Private schools have chosen to be private schools for the ability to teach a curriculum free of state oversight. If these private schools accept state money, they should also teach the prescribed state curriculum.
Corporate reformers like to tell private schools that these schools retain the freedom to teach whatever they desire despite accepting state funds. Frankly, I am wary of anyone who offers me money and tells me it has no strings. There are always strings, and these self-styled reformers are notorious for changing the rules mid-game. To believe that the state might not capriciously change course once the money has been awarded is naive.
In accepting state money, any and all schools should also accept the state curriculum.

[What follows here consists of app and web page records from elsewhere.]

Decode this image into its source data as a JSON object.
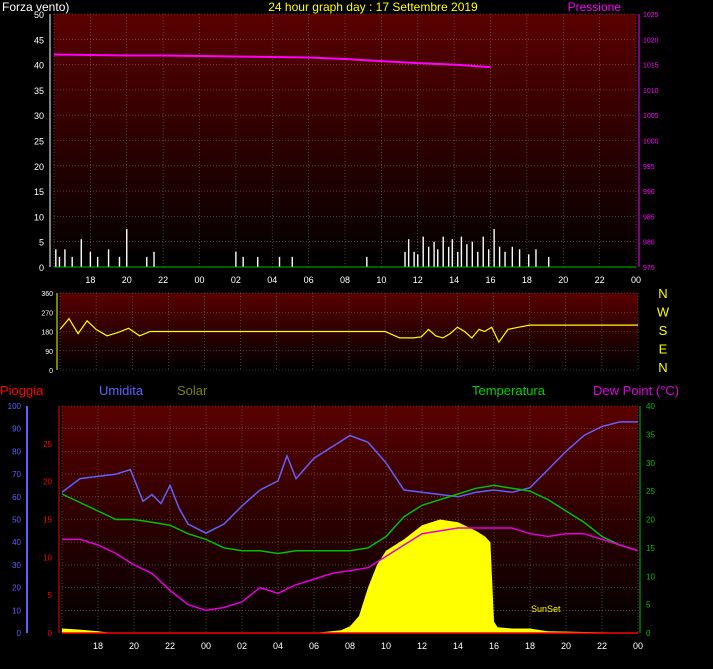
{
  "header": {
    "left_label": "Forza vento)",
    "title": "24 hour graph day : 17 Settembre 2019",
    "right_label": "Pressione"
  },
  "colors": {
    "background": "#000000",
    "plot_gradient_top": "#5a0000",
    "plot_gradient_bottom": "#000000",
    "pressure": "#ff00ff",
    "wind": "#ffffff",
    "direction": "#ffff00",
    "rain": "#ff0000",
    "humidity": "#6060ff",
    "solar": "#ffff00",
    "temperature": "#00c000",
    "dewpoint": "#e000e0",
    "title": "#ffff00",
    "axis_left_top": "#ffffff",
    "compass": "#ffff00"
  },
  "compass": [
    "N",
    "W",
    "S",
    "E",
    "N"
  ],
  "bottom_labels": {
    "rain": "Pioggia",
    "humidity": "Umidita",
    "solar": "Solar",
    "temperature": "Temperatura",
    "dewpoint": "Dew Point (°C)",
    "sunset": "SunSet"
  },
  "time_ticks": [
    "18",
    "20",
    "22",
    "00",
    "02",
    "04",
    "06",
    "08",
    "10",
    "12",
    "14",
    "16",
    "18",
    "20",
    "22",
    "00"
  ],
  "chart_data": [
    {
      "type": "line",
      "title": "24 hour graph day : 17 Settembre 2019",
      "x_unit": "hour (time of day, 24 h window)",
      "x": [
        16,
        18,
        20,
        22,
        24,
        26,
        28,
        30,
        32,
        34,
        36,
        38,
        40
      ],
      "left_axis": {
        "label": "Forza vento)",
        "ylim": [
          0,
          50
        ],
        "ticks": [
          0,
          5,
          10,
          15,
          20,
          25,
          30,
          35,
          40,
          45,
          50
        ]
      },
      "right_axis": {
        "label": "Pressione",
        "ylim": [
          975,
          1025
        ],
        "ticks": [
          975,
          980,
          985,
          990,
          995,
          1000,
          1005,
          1010,
          1015,
          1020,
          1025
        ]
      },
      "series": [
        {
          "name": "Pressione",
          "axis": "right",
          "color": "#ff00ff",
          "x": [
            16,
            18,
            20,
            22,
            24,
            26,
            28,
            30,
            32,
            34,
            36,
            38,
            40
          ],
          "values": [
            1017.0,
            1016.9,
            1016.8,
            1016.8,
            1016.7,
            1016.6,
            1016.5,
            1016.4,
            1016.1,
            1015.7,
            1015.3,
            1015.0,
            1014.5
          ]
        }
      ],
      "gusts_x": [
        16.1,
        16.3,
        16.6,
        17.0,
        17.5,
        18.0,
        18.4,
        19.0,
        19.6,
        20.0,
        21.1,
        21.5,
        26.0,
        26.4,
        27.2,
        28.4,
        29.1,
        33.2,
        35.3,
        35.5,
        35.8,
        36.0,
        36.3,
        36.6,
        36.9,
        37.1,
        37.4,
        37.7,
        37.9,
        38.2,
        38.4,
        38.7,
        39.0,
        39.3,
        39.6,
        39.9,
        40.2,
        40.5,
        40.8,
        41.2,
        41.6,
        42.1,
        42.5,
        43.2
      ],
      "gusts": [
        3.5,
        2.0,
        3.5,
        2.0,
        5.5,
        3.0,
        2.0,
        3.5,
        2.0,
        7.5,
        2.0,
        3.0,
        3.0,
        2.0,
        2.0,
        2.0,
        2.0,
        2.0,
        3.0,
        5.5,
        3.0,
        2.5,
        6.0,
        4.0,
        5.0,
        3.5,
        6.0,
        4.0,
        5.5,
        3.0,
        6.0,
        4.5,
        5.0,
        3.0,
        6.0,
        3.5,
        7.5,
        4.0,
        3.0,
        4.0,
        3.5,
        2.5,
        3.5,
        2.0
      ]
    },
    {
      "type": "line",
      "x_unit": "hour",
      "ylim": [
        0,
        360
      ],
      "ticks": [
        0,
        90,
        180,
        270,
        360
      ],
      "series": [
        {
          "name": "",
          "color": "#ffff00",
          "x": [
            16,
            16.5,
            17,
            17.5,
            18,
            18.6,
            19.2,
            19.8,
            20.4,
            21,
            22,
            24,
            26,
            28,
            30,
            32,
            34,
            34.8,
            35.2,
            35.6,
            36,
            36.4,
            36.8,
            37.2,
            37.6,
            38,
            38.4,
            38.8,
            39.2,
            39.5,
            39.9,
            40.3,
            40.8,
            41.4,
            42,
            44,
            46,
            48
          ],
          "values": [
            190,
            240,
            170,
            230,
            190,
            160,
            175,
            195,
            160,
            180,
            180,
            180,
            180,
            180,
            180,
            180,
            180,
            150,
            150,
            150,
            155,
            190,
            160,
            150,
            170,
            200,
            180,
            150,
            190,
            180,
            200,
            130,
            190,
            200,
            210,
            210,
            210,
            210
          ]
        }
      ]
    },
    {
      "type": "line",
      "x_unit": "hour",
      "axes": [
        {
          "label": "Umidita",
          "ylim": [
            0,
            100
          ],
          "ticks": [
            0,
            10,
            20,
            30,
            40,
            50,
            60,
            70,
            80,
            90,
            100
          ]
        },
        {
          "label": "Pioggia",
          "ylim": [
            0,
            30
          ],
          "ticks": [
            0,
            5,
            10,
            15,
            20,
            25
          ]
        },
        {
          "label": "Temperatura",
          "ylim": [
            0,
            40
          ],
          "ticks": [
            0,
            5,
            10,
            15,
            20,
            25,
            30,
            35,
            40
          ]
        }
      ],
      "series": [
        {
          "name": "Umidita",
          "axis": "Umidita",
          "color": "#6060ff",
          "x": [
            16,
            17,
            18,
            19,
            19.8,
            20.5,
            21,
            21.5,
            22,
            22.5,
            23,
            24,
            25,
            26,
            27,
            28,
            28.5,
            29,
            30,
            31,
            32,
            33,
            34,
            35,
            36,
            37,
            38,
            39,
            40,
            41,
            42,
            43,
            44,
            45,
            46,
            47,
            48
          ],
          "values": [
            62,
            68,
            69,
            70,
            72,
            58,
            61,
            57,
            65,
            55,
            48,
            44,
            48,
            56,
            63,
            67,
            78,
            68,
            77,
            82,
            87,
            84,
            75,
            63,
            62,
            61,
            60,
            62,
            63,
            62,
            64,
            72,
            80,
            87,
            91,
            93,
            93
          ]
        },
        {
          "name": "Temperatura",
          "axis": "Temperatura",
          "color": "#00c000",
          "x": [
            16,
            17,
            18,
            19,
            20,
            21,
            22,
            23,
            24,
            25,
            26,
            27,
            28,
            29,
            30,
            31,
            32,
            33,
            34,
            35,
            36,
            37,
            38,
            39,
            40,
            41,
            42,
            43,
            44,
            45,
            46,
            47,
            48
          ],
          "values": [
            24.5,
            23.0,
            21.5,
            20.0,
            20.0,
            19.5,
            19.0,
            17.5,
            16.5,
            15.0,
            14.5,
            14.5,
            14.0,
            14.5,
            14.5,
            14.5,
            14.5,
            15.0,
            17.0,
            20.5,
            22.5,
            23.5,
            24.5,
            25.5,
            26.0,
            25.5,
            25.0,
            23.5,
            21.5,
            19.5,
            17.0,
            15.5,
            14.5
          ]
        },
        {
          "name": "Dew Point (°C)",
          "axis": "Temperatura",
          "color": "#e000e0",
          "x": [
            16,
            17,
            18,
            19,
            20,
            21,
            22,
            23,
            24,
            25,
            26,
            27,
            28,
            29,
            30,
            31,
            32,
            33,
            34,
            35,
            36,
            37,
            38,
            39,
            40,
            41,
            42,
            43,
            44,
            45,
            46,
            47,
            48
          ],
          "values": [
            16.5,
            16.5,
            15.5,
            14.0,
            12.0,
            10.5,
            7.5,
            5.0,
            4.0,
            4.5,
            5.5,
            8.0,
            7.0,
            8.5,
            9.5,
            10.5,
            11.0,
            11.5,
            13.5,
            15.5,
            17.5,
            18.0,
            18.5,
            18.5,
            18.5,
            18.5,
            17.5,
            17.0,
            17.5,
            17.5,
            16.5,
            15.5,
            14.5
          ]
        },
        {
          "name": "Solar",
          "axis": "Temperatura",
          "color": "#ffff00",
          "x": [
            16,
            17,
            18,
            18.7,
            19,
            25,
            30,
            31.5,
            32,
            32.5,
            33,
            33.5,
            34,
            35,
            36,
            37,
            38,
            39,
            39.5,
            39.8,
            40,
            40.2,
            41,
            42,
            42.6,
            43,
            48
          ],
          "values": [
            0.8,
            0.6,
            0.3,
            0.05,
            0,
            0,
            0,
            0.5,
            1.2,
            3.0,
            8.0,
            12.0,
            14.5,
            16.5,
            19.0,
            20.0,
            19.5,
            18.0,
            17.0,
            16.0,
            2.0,
            1.0,
            0.8,
            0.8,
            0.5,
            0.3,
            0
          ]
        },
        {
          "name": "Pioggia",
          "axis": "Pioggia",
          "color": "#ff0000",
          "x": [
            16,
            48
          ],
          "values": [
            0,
            0
          ]
        }
      ]
    }
  ]
}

The second higher-order issue here involves the beauty and usage of critical thought. If I am teaching my students to think critically, I am equipping them to live dynamic, successful, engaged lives. It is of no use for human beings to simply swallow a teaching absent critical thought, be it evolution or creationism. It is no good for my students to passively accept what I teach simply because I, their teacher, teach it. I want them to analyze what is taught, to dissect it, decide what they will own and what they will discard. This is living. This is also the food of relationship. Therefore, it is not so much the content presented as it is the means of digesting the content via critical examination. I want my students to think, not just to bubble letters on a test like trained moneys. So let them learn of evolution, and let them learn how to approach this and all content critically. Most of all, let them arrive at their own conclusions regarding the content presented to them. I respect the indispensable necessity of critical thought, for it feeds the dignity of the human being and is the lifeblood of a fruitful existence.